At age 16, Darryl Wilson was preparing to live on his own. Now 26, he’s one of UFV’s top students.
Imagine what’s next.
A decade ago Wilson found himself on a Youth Agreement, a provincial government program for kids that otherwise don’t make it into foster care and live on their own while regularly meeting with a social worker. At 17 he left Abbotsford Collegiate in favour of Abbotsford Virtual School (AVS) where he studied with the support of a Hospital Homebound Teacher supplied by School District 34. Before living on his own, Wilson’s grandmother taught him basic life skills like cooking and cleaning.
Wilson didn’t just survive. He thrived.
Ten years later he’s leaving UFV with the Governor General’s Silver Medal as the top graduate from a bachelor’s degree program. The GPA for his last 30 credits (the time period measured for the medal) is a perfect 4.33.
Wilson doesn’t talk much about his upbringing; he’d rather let his grades and work ethic speak for themselves. Still, he understands people’s interest in his unlikely success. He also hopes other youth in similar situations can see that their past doesn’t have to dictate their future.

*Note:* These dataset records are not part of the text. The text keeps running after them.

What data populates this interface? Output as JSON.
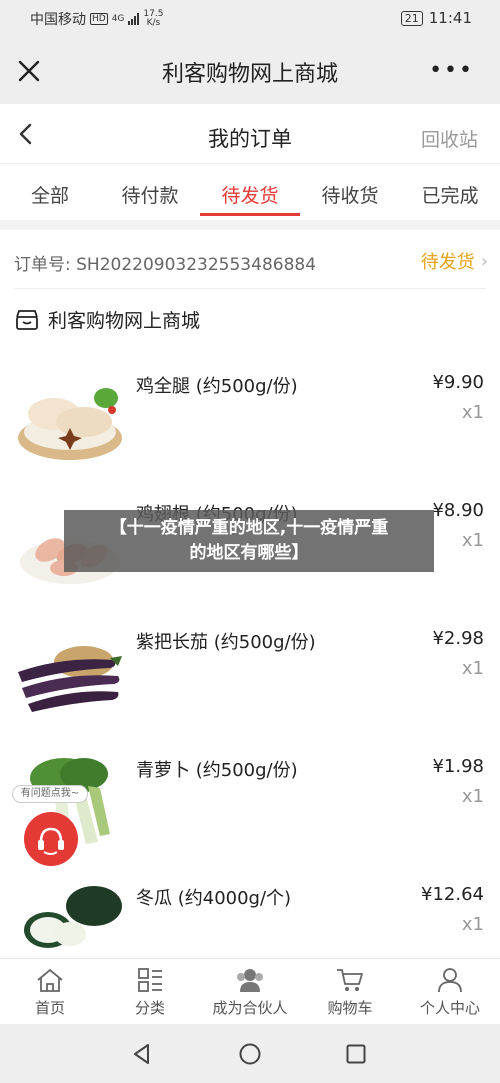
{
  "status_bar": {
    "carrier": "中国移动",
    "hd_badge": "HD",
    "network": "4G",
    "speed_value": "17.5",
    "speed_unit": "K/s",
    "battery": "21",
    "time": "11:41"
  },
  "app_bar": {
    "title": "利客购物网上商城",
    "close_icon": "close-icon",
    "more_label": "•••"
  },
  "page_header": {
    "title": "我的订单",
    "recycle_label": "回收站"
  },
  "tabs": [
    {
      "label": "全部",
      "active": false
    },
    {
      "label": "待付款",
      "active": false
    },
    {
      "label": "待发货",
      "active": true
    },
    {
      "label": "待收货",
      "active": false
    },
    {
      "label": "已完成",
      "active": false
    }
  ],
  "order": {
    "number_label": "订单号: SH20220903232553486884",
    "status": "待发货",
    "shop_name": "利客购物网上商城",
    "items": [
      {
        "name": "鸡全腿 (约500g/份)",
        "price": "¥9.90",
        "qty": "x1"
      },
      {
        "name": "鸡翅根 (约500g/份)",
        "price": "¥8.90",
        "qty": "x1"
      },
      {
        "name": "紫把长茄 (约500g/份)",
        "price": "¥2.98",
        "qty": "x1"
      },
      {
        "name": "青萝卜 (约500g/份)",
        "price": "¥1.98",
        "qty": "x1"
      },
      {
        "name": "冬瓜 (约4000g/个)",
        "price": "¥12.64",
        "qty": "x1"
      }
    ]
  },
  "overlay": {
    "line1": "【十一疫情严重的地区,十一疫情严重",
    "line2": "的地区有哪些】"
  },
  "help_tag": "有问题点我~",
  "bottom_tabs": [
    {
      "label": "首页",
      "icon": "home-icon"
    },
    {
      "label": "分类",
      "icon": "category-icon"
    },
    {
      "label": "成为合伙人",
      "icon": "partner-icon"
    },
    {
      "label": "购物车",
      "icon": "cart-icon"
    },
    {
      "label": "个人中心",
      "icon": "user-icon"
    }
  ],
  "colors": {
    "accent": "#e53935",
    "status_orange": "#e8a317"
  }
}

“I am from a troubled background myself, but that doesn’t define who I am,” he says.
“It takes a lot of willpower and determination to get out of that environment.”

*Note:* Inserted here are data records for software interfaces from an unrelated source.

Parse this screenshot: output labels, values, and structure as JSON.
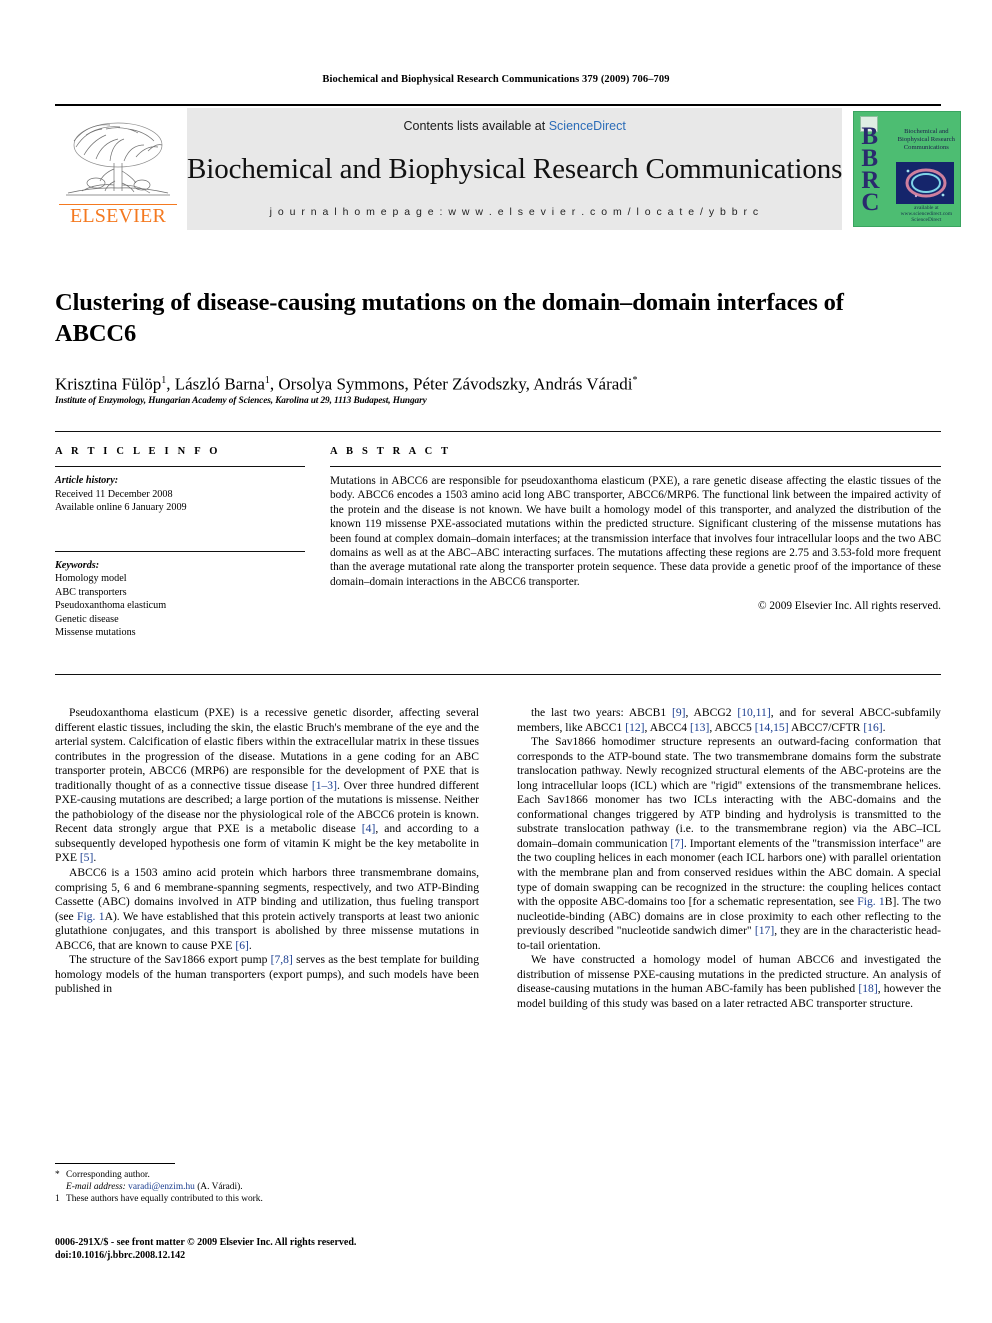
{
  "running_head": "Biochemical and Biophysical Research Communications 379 (2009) 706–709",
  "masthead": {
    "publisher": "ELSEVIER",
    "contents_prefix": "Contents lists available at ",
    "contents_link": "ScienceDirect",
    "journal_name": "Biochemical and Biophysical Research Communications",
    "homepage": "j o u r n a l   h o m e p a g e :   w w w . e l s e v i e r . c o m / l o c a t e / y b b r c",
    "cover": {
      "acronym": "BBRC",
      "title": "Biochemical and Biophysical Research Communications",
      "sciencedirect": "available at www.sciencedirect.com ScienceDirect"
    }
  },
  "article": {
    "title": "Clustering of disease-causing mutations on the domain–domain interfaces of ABCC6",
    "authors": "Krisztina Fülöp 1, László Barna 1, Orsolya Symmons, Péter Závodszky, András Váradi *",
    "affiliation": "Institute of Enzymology, Hungarian Academy of Sciences, Karolina ut 29, 1113 Budapest, Hungary"
  },
  "article_info": {
    "heading": "A R T I C L E   I N F O",
    "history_label": "Article history:",
    "received": "Received 11 December 2008",
    "available": "Available online 6 January 2009",
    "keywords_label": "Keywords:",
    "keywords": [
      "Homology model",
      "ABC transporters",
      "Pseudoxanthoma elasticum",
      "Genetic disease",
      "Missense mutations"
    ]
  },
  "abstract": {
    "heading": "A B S T R A C T",
    "text": "Mutations in ABCC6 are responsible for pseudoxanthoma elasticum (PXE), a rare genetic disease affecting the elastic tissues of the body. ABCC6 encodes a 1503 amino acid long ABC transporter, ABCC6/MRP6. The functional link between the impaired activity of the protein and the disease is not known. We have built a homology model of this transporter, and analyzed the distribution of the known 119 missense PXE-associated mutations within the predicted structure. Significant clustering of the missense mutations has been found at complex domain–domain interfaces; at the transmission interface that involves four intracellular loops and the two ABC domains as well as at the ABC–ABC interacting surfaces. The mutations affecting these regions are 2.75 and 3.53-fold more frequent than the average mutational rate along the transporter protein sequence. These data provide a genetic proof of the importance of these domain–domain interactions in the ABCC6 transporter.",
    "copyright": "© 2009 Elsevier Inc. All rights reserved."
  },
  "body": {
    "left_paragraphs": [
      "Pseudoxanthoma elasticum (PXE) is a recessive genetic disorder, affecting several different elastic tissues, including the skin, the elastic Bruch's membrane of the eye and the arterial system. Calcification of elastic fibers within the extracellular matrix in these tissues contributes in the progression of the disease. Mutations in a gene coding for an ABC transporter protein, ABCC6 (MRP6) are responsible for the development of PXE that is traditionally thought of as a connective tissue disease [1–3]. Over three hundred different PXE-causing mutations are described; a large portion of the mutations is missense. Neither the pathobiology of the disease nor the physiological role of the ABCC6 protein is known. Recent data strongly argue that PXE is a metabolic disease [4], and according to a subsequently developed hypothesis one form of vitamin K might be the key metabolite in PXE [5].",
      "ABCC6 is a 1503 amino acid protein which harbors three transmembrane domains, comprising 5, 6 and 6 membrane-spanning segments, respectively, and two ATP-Binding Cassette (ABC) domains involved in ATP binding and utilization, thus fueling transport (see Fig. 1A). We have established that this protein actively transports at least two anionic glutathione conjugates, and this transport is abolished by three missense mutations in ABCC6, that are known to cause PXE [6].",
      "The structure of the Sav1866 export pump [7,8] serves as the best template for building homology models of the human transporters (export pumps), and such models have been published in"
    ],
    "right_paragraphs": [
      "the last two years: ABCB1 [9], ABCG2 [10,11], and for several ABCC-subfamily members, like ABCC1 [12], ABCC4 [13], ABCC5 [14,15] ABCC7/CFTR [16].",
      "The Sav1866 homodimer structure represents an outward-facing conformation that corresponds to the ATP-bound state. The two transmembrane domains form the substrate translocation pathway. Newly recognized structural elements of the ABC-proteins are the long intracellular loops (ICL) which are \"rigid\" extensions of the transmembrane helices. Each Sav1866 monomer has two ICLs interacting with the ABC-domains and the conformational changes triggered by ATP binding and hydrolysis is transmitted to the substrate translocation pathway (i.e. to the transmembrane region) via the ABC–ICL domain–domain communication [7]. Important elements of the \"transmission interface\" are the two coupling helices in each monomer (each ICL harbors one) with parallel orientation with the membrane plan and from conserved residues within the ABC domain. A special type of domain swapping can be recognized in the structure: the coupling helices contact with the opposite ABC-domains too [for a schematic representation, see Fig. 1B]. The two nucleotide-binding (ABC) domains are in close proximity to each other reflecting to the previously described \"nucleotide sandwich dimer\" [17], they are in the characteristic head-to-tail orientation.",
      "We have constructed a homology model of human ABCC6 and investigated the distribution of missense PXE-causing mutations in the predicted structure. An analysis of disease-causing mutations in the human ABC-family has been published [18], however the model building of this study was based on a later retracted ABC transporter structure."
    ]
  },
  "footnotes": {
    "corresponding": "Corresponding author.",
    "email_label": "E-mail address:",
    "email": "varadi@enzim.hu",
    "email_suffix": " (A. Váradi).",
    "equal_contrib": "These authors have equally contributed to this work.",
    "marker_star": "*",
    "marker_one": "1"
  },
  "imprint": {
    "line1": "0006-291X/$ - see front matter © 2009 Elsevier Inc. All rights reserved.",
    "line2": "doi:10.1016/j.bbrc.2008.12.142"
  },
  "colors": {
    "elsevier_orange": "#F47920",
    "link_blue": "#2b6cb8",
    "reference_blue": "#1a3d8f",
    "cover_green": "#4dbd72",
    "band_gray": "#e8e8e8"
  }
}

It also takes a lot of help — and a willingness to accept it.
“I know a lot of youth who are still stuck in terrible situations and in a lot of cases they don’t want the help. It’s tough to ask for help. It can be a hit to your pride. But there are people and programs there for you.”

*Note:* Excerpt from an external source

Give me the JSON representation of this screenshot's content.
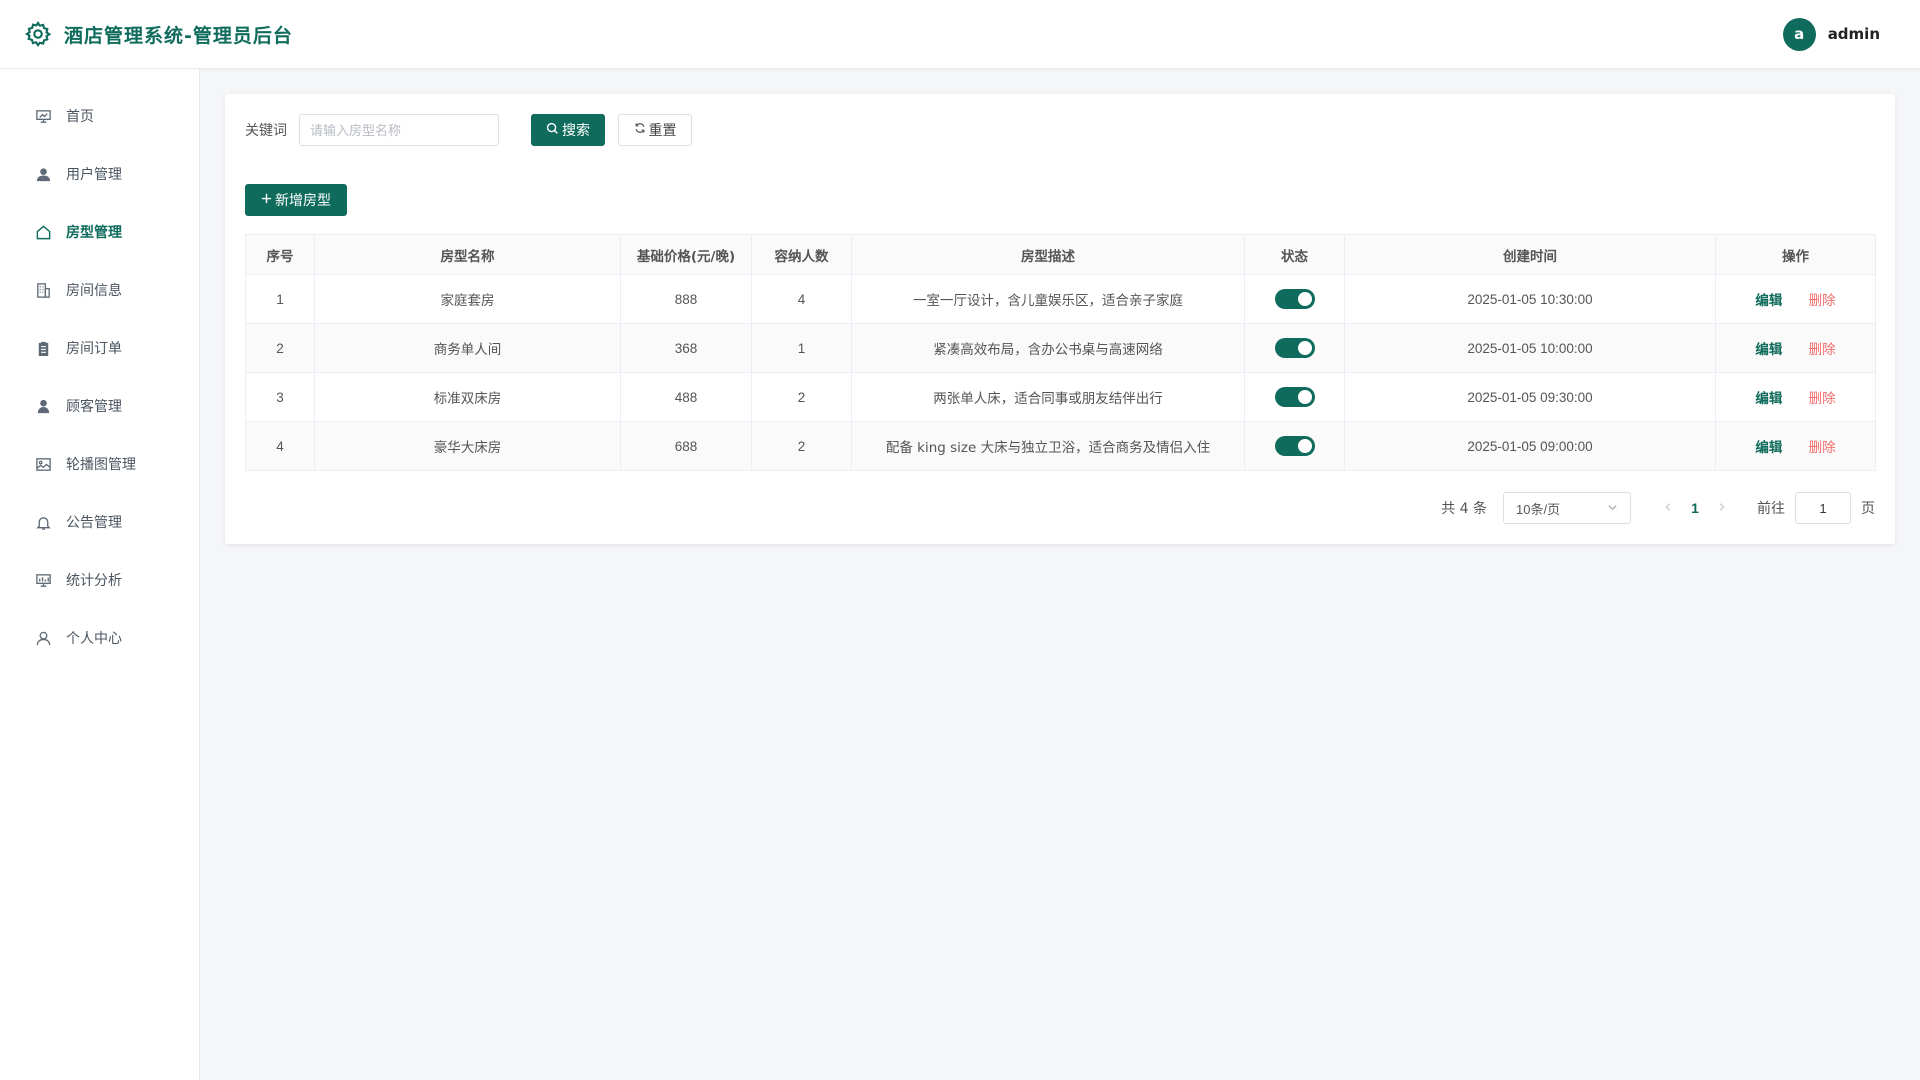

Wilson points to Brian and Paula Lesage and their families, who took him in after graduating from high school.
“They’ve done a tremendous amount to help me get on my feet. So it wasn’t a one-man job,” he says.
“I did have a lot of determination of my own, but it took a lot of people helping me out to get me to where I am today.”
Without money to fall back on after graduating from Abbotsford Virtual School, Wilson set to work installing cabinetry and woodwork in downtown Vancouver. The work was labour-intensive, and after a few years Wilson realized there had to be a better way to make a living.
With the little cash he’d saved and assistance from Agreements with Young Adults – a program available to youth who were previously in foster care or on a Youth Agreement, Wilson enrolled at UFV with an eye on a business major. A few science classes and one instrumental instructor later, everything changed.
“I’ve always been curious about the world around me. In my first year the original goal was just to get an education so I didn’t need to keep doing manual labour,” he admits.
“For me it was just an expectation that this was going to be a replacement for work and I would put in 40 or 50 hours a week, so that’s what I did. And that’s what success ultimately comes down to: how much time and energy and effort you put in.”
He credits an early class with Dr. Pedro Montoya-Pelaez for steering him into chemistry, a subject he enjoyed as a teenager.
Their relationship continued throughout Wilson’s undergraduate experience. He extended his network of inspirational professors by embracing research opportunities alongside Dr. Noham Weinberg and Dr. Cory Beshara.
They made it very easy to come to class and sit in lectures. I’m not going to lie and say every single course was an enjoyable experience for me — but the vast majority were enjoyable because I had great professors.
Wilson recently returned from presenting his research at the Canadian Society for Chemistry’s 100th conference in Toronto.
“We’re simulating the effect of pressure on small organic liquids, and we’ve come up with a method for calculating what happens to the vibrational frequencies in these molecules at high pressure. It’s pretty cool.” he explains.
He plans to attend graduate school this fall. From there, he wants to earn a PhD before working in either the pharmaceutical industry or as a university professor. His love for teaching developed while working in UFV’s Supported Learning Groups program. Running sessions on organic chemistry, he saw an opportunity to help others, just like others helped him.
“I got a lot of fulfillment from that.”
As for advice for other students hoping to find similar academic success, Wilson sees no shortcuts.
“There’s nothing that really beats hard work,” he suggests.
“Believe in yourself and let other people help you. No matter what your background might be, you can succeed. It just takes a little effort.”